SCOTLAND is set to lead the way in the UK in re-establishing the value of markets for fifth-quarter products, such as offals and cheeks.
FOR almost two decades few farms have been let in Scotland on a basis that would provide a degree of security to tenants. The Agricultural Holdings (Scotland) Act of 2003 was designed to address this situation.
THE annual round of pedigree ram sales kicked off in earnest at Ingliston, near Edinburgh, yesterday when the cream of the young Suffolk sires were presented.
SCOTTISH farmers will receive their single farm payment (SFP) cheques from 1 December. The total is expected to be around £400 million.
THE weather has been particularly foul in Argentina, with cold winds sweeping across the great plains of the Pampas, but that is as nothing compared with the mood of beef producers, who fear their formerly vast and vibrant industry will struggle to recover from its depressed state.
THERE may be substantially fewer potato growers in the UK compared with a decade ago and those remaining tend to be large-scale producers, frequently growing hundreds of acres each.
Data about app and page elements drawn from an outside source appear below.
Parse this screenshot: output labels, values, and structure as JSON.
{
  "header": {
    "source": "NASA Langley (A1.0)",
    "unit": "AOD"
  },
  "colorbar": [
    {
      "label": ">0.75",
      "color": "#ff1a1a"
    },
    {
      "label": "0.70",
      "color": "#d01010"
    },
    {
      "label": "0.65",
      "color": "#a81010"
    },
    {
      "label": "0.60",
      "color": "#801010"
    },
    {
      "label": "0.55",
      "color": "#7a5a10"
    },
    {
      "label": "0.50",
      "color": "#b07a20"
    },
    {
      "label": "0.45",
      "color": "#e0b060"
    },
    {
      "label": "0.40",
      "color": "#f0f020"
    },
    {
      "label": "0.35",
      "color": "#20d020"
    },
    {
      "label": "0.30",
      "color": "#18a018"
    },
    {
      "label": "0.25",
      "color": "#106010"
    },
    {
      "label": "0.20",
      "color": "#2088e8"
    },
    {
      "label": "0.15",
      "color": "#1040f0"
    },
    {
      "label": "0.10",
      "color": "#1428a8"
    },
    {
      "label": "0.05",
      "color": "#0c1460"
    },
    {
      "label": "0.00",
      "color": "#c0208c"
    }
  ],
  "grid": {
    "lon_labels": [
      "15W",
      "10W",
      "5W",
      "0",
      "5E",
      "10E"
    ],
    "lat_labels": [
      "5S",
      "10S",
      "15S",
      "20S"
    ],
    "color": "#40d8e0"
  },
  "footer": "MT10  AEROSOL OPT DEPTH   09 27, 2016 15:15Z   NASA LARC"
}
THERE is not a lot of joy evident currently among the arable farming fraternity: weather conditions over most of the UK have been less than conducive to making progress with winter barley harvesting.
PRESENTING the annual accounts of a typical farming business can be complex, especially in relation to minimising potential tax liabilities.
WALKING across John Rennie's wonderful bridge over the Tweed in Kelso on Saturday – heading for the Border Union Agricultural Society's show in the idyllic setting of Springwood Park – I could scarcely credit that the previous 12 months had passed so quickly: time moves on.
LIVESTOCK farmers have received a welcome boost with the announcement from Brussels that the European Commission has approved a grant of 2.55 million (about £2.19m) to assist promotion agency Quality Meat Scotland to further raise the profile of beef, lamb and pork.
SCOTLAND appears to be some distance ahead of England in its attitude to the food and drinks industries, judging by comments by Richard Lochhead, the Cabinet secretary for rural affairs.
BEEF producers in the UK, and especially in Scotland, are enjoying the best returns for several years. However, the same does not hold true for many countries elsewhere.
SELDOM in the past 30 years has there been such discontent among Europe's dairy farmers. Demonstrations are being staged almost weekly in Brussels and Strasbourg.
IT HAS taken a long time, during which the sector has seen a massive reduction in numbers, but prices for pigs are now giving producers a reasonable return, with every prospect of a degree of market stability for the foreseeable future.
MORE than 300 tractors were out on the streets of Brussels with dairy farmers protesting yet again at what they believe to be totally unacceptable ex-farm prices for their milk. Whether this latest demonstration achieves anything positive is questionable in the face of an extremely difficult international situation for dairy products.